## Training Set

In my training set, again, I tried to keep it simple. I have 400 photos of me and my girlfriend doing normal and weird faces. My hope here is that it will identify our general facial structure so when I test with new pictures, the model will be relatively lenient on our facial expressions. My guess thinking back now is that other factors will probably matter way more… the hair and that shadow on the left hand side of my photo may matter more than any faces we make, and in fact, I’d say the hair will probably take the cake for most of the decisions at the end of the day (it’s quite the contrast), but it’ll be fun to play around with testing different faces and backgrounds to see which factors really affect the decision making process.

I just wanted to showcase some of the faces (key word showcase) so we can get a sense of what kinds of inputs the NN will be seeing.

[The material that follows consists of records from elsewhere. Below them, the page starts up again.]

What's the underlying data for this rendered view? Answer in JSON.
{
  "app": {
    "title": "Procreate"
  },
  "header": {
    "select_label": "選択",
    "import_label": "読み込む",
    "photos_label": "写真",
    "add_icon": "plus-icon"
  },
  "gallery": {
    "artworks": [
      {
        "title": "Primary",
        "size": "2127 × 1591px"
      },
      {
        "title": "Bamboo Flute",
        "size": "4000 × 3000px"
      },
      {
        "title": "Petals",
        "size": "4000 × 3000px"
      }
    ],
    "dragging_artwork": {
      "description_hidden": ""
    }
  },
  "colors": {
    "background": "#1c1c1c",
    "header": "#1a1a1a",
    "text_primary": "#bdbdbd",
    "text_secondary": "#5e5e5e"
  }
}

In [130]:
# Iterate and show of image resize and picture quality
images_to_plot = 8
n_cols = 2

url_prefix = 'https://s3.ca-central-1.amazonaws.com/2017edmfasatb/chi_lars_face_detection/photos/'

training_samples = [
'chi/IMG_1196.JPG',
'chi/IMG_1225.JPG',
'chi/IMG_1292.JPG',
'chi/IMG_1388.JPG',
'lars/IMG_1035.JPG',
'lars/IMG_1127.JPG',
'lars/IMG_1182.JPG',
'lars/IMG_1191.JPG'
]

fig, ax = plt.subplots(nrows = int(math.ceil(images_to_plot / n_cols)), ncols = n_cols, figsize = (7, 14))

i = 0
for row in ax:
for col in row:
image = url_to_image(os.path.join(url_prefix, training_samples[i]))
col.set_title('Scale: {}'.format(training_samples[i]))
col.imshow(image, cmap='gray')
col.set_axis_off()

i += 1

plt.tight_layout()
plt.show()


That’s probably good for this post – I will continue to build my NN in the next!